----- PROVIDED RECORDS

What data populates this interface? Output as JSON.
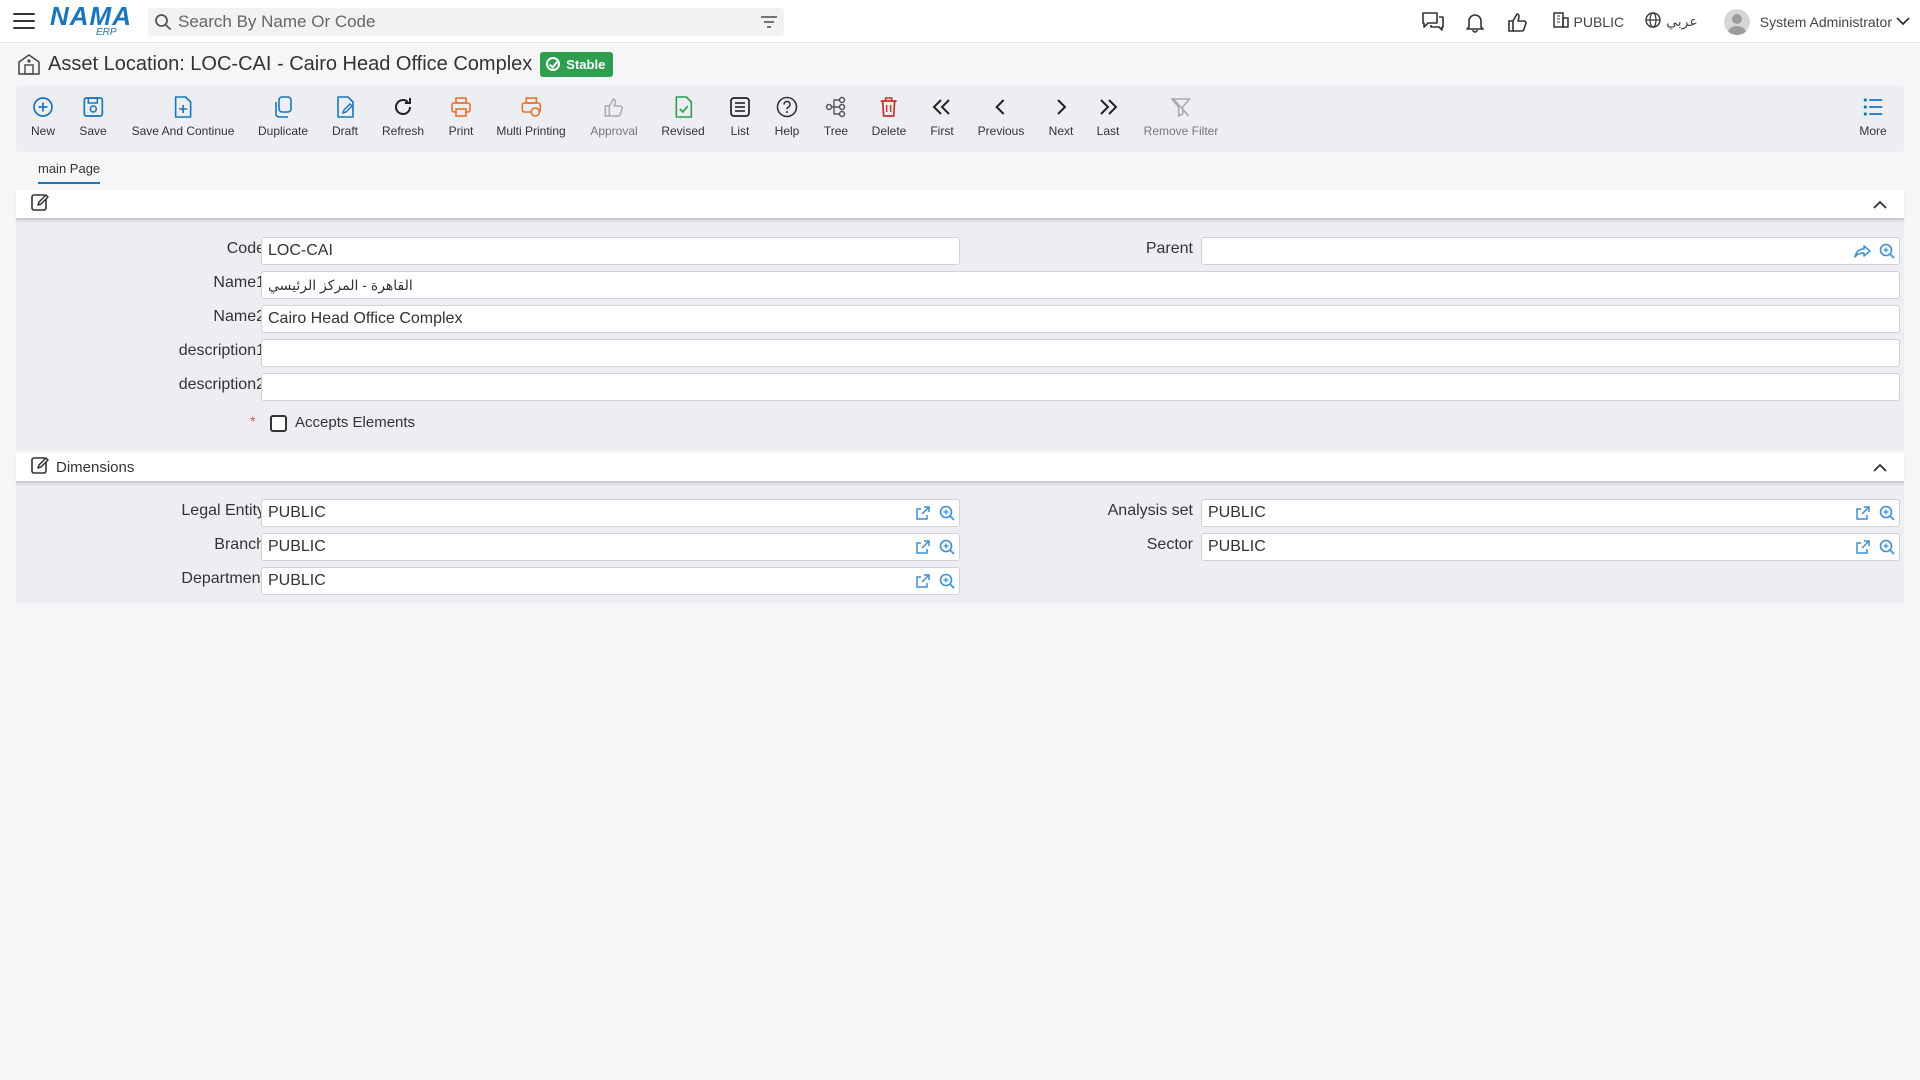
{
  "topbar": {
    "logo_main": "NAMA",
    "logo_sub": "ERP",
    "search_placeholder": "Search By Name Or Code",
    "legal_entity": "PUBLIC",
    "language": "عربي",
    "user_name": "System Administrator"
  },
  "page": {
    "title": "Asset Location: LOC-CAI - Cairo Head Office Complex",
    "status": "Stable",
    "status_color": "#2e9e4f"
  },
  "toolbar": [
    {
      "label": "New",
      "icon": "plus-circle-icon",
      "color": "#1b75bc"
    },
    {
      "label": "Save",
      "icon": "save-icon",
      "color": "#1b75bc"
    },
    {
      "label": "Save And Continue",
      "icon": "file-plus-icon",
      "color": "#1b75bc"
    },
    {
      "label": "Duplicate",
      "icon": "copy-icon",
      "color": "#1b75bc"
    },
    {
      "label": "Draft",
      "icon": "draft-edit-icon",
      "color": "#1b75bc"
    },
    {
      "label": "Refresh",
      "icon": "refresh-icon",
      "color": "#222"
    },
    {
      "label": "Print",
      "icon": "printer-icon",
      "color": "#e5712a"
    },
    {
      "label": "Multi Printing",
      "icon": "multi-printer-icon",
      "color": "#e5712a"
    },
    {
      "label": "Approval",
      "icon": "thumbs-up-icon",
      "color": "#aaaaaa"
    },
    {
      "label": "Revised",
      "icon": "file-check-icon",
      "color": "#2e9e4f"
    },
    {
      "label": "List",
      "icon": "list-icon",
      "color": "#222"
    },
    {
      "label": "Help",
      "icon": "help-circle-icon",
      "color": "#333"
    },
    {
      "label": "Tree",
      "icon": "tree-icon",
      "color": "#555"
    },
    {
      "label": "Delete",
      "icon": "trash-icon",
      "color": "#c9302c"
    },
    {
      "label": "First",
      "icon": "chevrons-left-icon",
      "color": "#222"
    },
    {
      "label": "Previous",
      "icon": "chevron-left-icon",
      "color": "#222"
    },
    {
      "label": "Next",
      "icon": "chevron-right-icon",
      "color": "#222"
    },
    {
      "label": "Last",
      "icon": "chevrons-right-icon",
      "color": "#222"
    },
    {
      "label": "Remove Filter",
      "icon": "filter-off-icon",
      "color": "#aaaaaa"
    },
    {
      "label": "More",
      "icon": "more-list-icon",
      "color": "#1b75bc"
    }
  ],
  "tabs": [
    {
      "label": "main Page",
      "active": true
    }
  ],
  "main_section": {
    "fields": {
      "code": {
        "label": "Code",
        "value": "LOC-CAI"
      },
      "parent": {
        "label": "Parent",
        "value": ""
      },
      "name1": {
        "label": "Name1",
        "value": "القاهرة - المركز الرئيسي"
      },
      "name2": {
        "label": "Name2",
        "value": "Cairo Head Office Complex"
      },
      "description1": {
        "label": "description1",
        "value": ""
      },
      "description2": {
        "label": "description2",
        "value": ""
      },
      "accepts_elements": {
        "label": "Accepts Elements",
        "checked": false,
        "required_mark": "*"
      }
    }
  },
  "dimensions_section": {
    "title": "Dimensions",
    "fields": {
      "legal_entity": {
        "label": "Legal Entity",
        "value": "PUBLIC"
      },
      "analysis_set": {
        "label": "Analysis set",
        "value": "PUBLIC"
      },
      "branch": {
        "label": "Branch",
        "value": "PUBLIC"
      },
      "sector": {
        "label": "Sector",
        "value": "PUBLIC"
      },
      "department": {
        "label": "Department",
        "value": "PUBLIC"
      }
    }
  }
}
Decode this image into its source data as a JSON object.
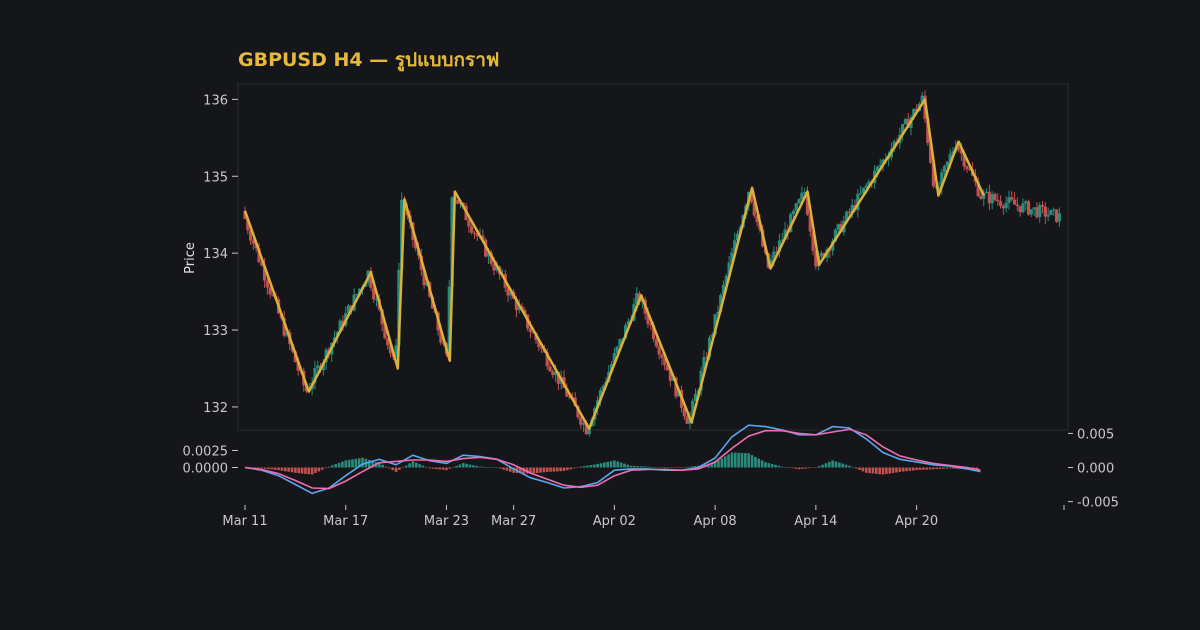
{
  "colors": {
    "background": "#151619",
    "panel_border": "#2a2c33",
    "title": "#e6b83c",
    "axis_text": "#c8c8cc",
    "up": "#2a8c7c",
    "down": "#c2524f",
    "zigzag": "#d9b13b",
    "macd_line": "#5aa6f0",
    "signal_line": "#ee6fb0"
  },
  "chart_data": {
    "type": "candlestick",
    "title": "GBPUSD H4 — รูปแบบกราฟ",
    "ylabel": "Price",
    "price_ylim": [
      131.7,
      136.2
    ],
    "price_yticks": [
      132,
      133,
      134,
      135,
      136
    ],
    "x_ticks": [
      "Mar 11",
      "Mar 17",
      "Mar 23",
      "Mar 27",
      "Apr 02",
      "Apr 08",
      "Apr 14",
      "Apr 20"
    ],
    "x_tick_days": [
      0,
      6,
      12,
      16,
      22,
      28,
      34,
      40
    ],
    "x_range_days": [
      0,
      48.6
    ],
    "zigzag": [
      [
        0.0,
        134.55
      ],
      [
        3.8,
        132.2
      ],
      [
        7.5,
        133.75
      ],
      [
        9.1,
        132.5
      ],
      [
        9.5,
        134.7
      ],
      [
        12.2,
        132.6
      ],
      [
        12.5,
        134.8
      ],
      [
        20.5,
        131.72
      ],
      [
        23.6,
        133.45
      ],
      [
        26.6,
        131.8
      ],
      [
        30.2,
        134.85
      ],
      [
        31.3,
        133.8
      ],
      [
        33.5,
        134.8
      ],
      [
        34.2,
        133.85
      ],
      [
        40.5,
        136.0
      ],
      [
        41.3,
        134.75
      ],
      [
        42.5,
        135.45
      ],
      [
        44.0,
        134.75
      ]
    ],
    "macd": {
      "ylim": [
        -0.0055,
        0.0055
      ],
      "left_ticks": [
        "0.0025",
        "0.0000"
      ],
      "left_tick_values": [
        0.0025,
        0.0
      ],
      "right_ticks": [
        "0.005",
        "0.000",
        "-0.005"
      ],
      "right_tick_values": [
        0.005,
        0.0,
        -0.005
      ],
      "macd_line": [
        [
          0,
          0.0
        ],
        [
          1,
          -0.0004
        ],
        [
          2,
          -0.0012
        ],
        [
          3,
          -0.0025
        ],
        [
          4,
          -0.0038
        ],
        [
          5,
          -0.003
        ],
        [
          6,
          -0.0012
        ],
        [
          7,
          0.0005
        ],
        [
          8,
          0.0012
        ],
        [
          9,
          0.0004
        ],
        [
          10,
          0.0018
        ],
        [
          11,
          0.001
        ],
        [
          12,
          0.0006
        ],
        [
          13,
          0.0018
        ],
        [
          14,
          0.0016
        ],
        [
          15,
          0.0012
        ],
        [
          16,
          -0.0002
        ],
        [
          17,
          -0.0015
        ],
        [
          18,
          -0.0022
        ],
        [
          19,
          -0.003
        ],
        [
          20,
          -0.0028
        ],
        [
          21,
          -0.0022
        ],
        [
          22,
          -0.0004
        ],
        [
          23,
          -0.0002
        ],
        [
          24,
          -0.0002
        ],
        [
          25,
          -0.0004
        ],
        [
          26,
          -0.0004
        ],
        [
          27,
          0.0
        ],
        [
          28,
          0.0014
        ],
        [
          29,
          0.0045
        ],
        [
          30,
          0.0062
        ],
        [
          31,
          0.006
        ],
        [
          32,
          0.0055
        ],
        [
          33,
          0.0048
        ],
        [
          34,
          0.0048
        ],
        [
          35,
          0.006
        ],
        [
          36,
          0.0058
        ],
        [
          37,
          0.0042
        ],
        [
          38,
          0.0022
        ],
        [
          39,
          0.0012
        ],
        [
          40,
          0.0008
        ],
        [
          41,
          0.0004
        ],
        [
          42,
          0.0002
        ],
        [
          43,
          -0.0002
        ],
        [
          43.8,
          -0.0006
        ]
      ],
      "signal_line": [
        [
          0,
          0.0
        ],
        [
          1,
          -0.0003
        ],
        [
          2,
          -0.0009
        ],
        [
          3,
          -0.0019
        ],
        [
          4,
          -0.003
        ],
        [
          5,
          -0.0031
        ],
        [
          6,
          -0.002
        ],
        [
          7,
          -0.0006
        ],
        [
          8,
          0.0007
        ],
        [
          9,
          0.0009
        ],
        [
          10,
          0.0011
        ],
        [
          11,
          0.0011
        ],
        [
          12,
          0.0009
        ],
        [
          13,
          0.0013
        ],
        [
          14,
          0.0015
        ],
        [
          15,
          0.0012
        ],
        [
          16,
          0.0004
        ],
        [
          17,
          -0.0008
        ],
        [
          18,
          -0.0017
        ],
        [
          19,
          -0.0026
        ],
        [
          20,
          -0.0029
        ],
        [
          21,
          -0.0026
        ],
        [
          22,
          -0.0012
        ],
        [
          23,
          -0.0004
        ],
        [
          24,
          -0.0003
        ],
        [
          25,
          -0.0003
        ],
        [
          26,
          -0.0004
        ],
        [
          27,
          -0.0002
        ],
        [
          28,
          0.0008
        ],
        [
          29,
          0.0028
        ],
        [
          30,
          0.0046
        ],
        [
          31,
          0.0054
        ],
        [
          32,
          0.0054
        ],
        [
          33,
          0.005
        ],
        [
          34,
          0.0048
        ],
        [
          35,
          0.0052
        ],
        [
          36,
          0.0056
        ],
        [
          37,
          0.0048
        ],
        [
          38,
          0.003
        ],
        [
          39,
          0.0017
        ],
        [
          40,
          0.0011
        ],
        [
          41,
          0.0006
        ],
        [
          42,
          0.0003
        ],
        [
          43,
          0.0
        ],
        [
          43.8,
          -0.0004
        ]
      ]
    }
  }
}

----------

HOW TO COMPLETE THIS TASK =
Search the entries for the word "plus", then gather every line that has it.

RESPONSE TO THIS EXERCISE =
      "icon": "plus-circle-icon",
      "icon": "file-plus-icon",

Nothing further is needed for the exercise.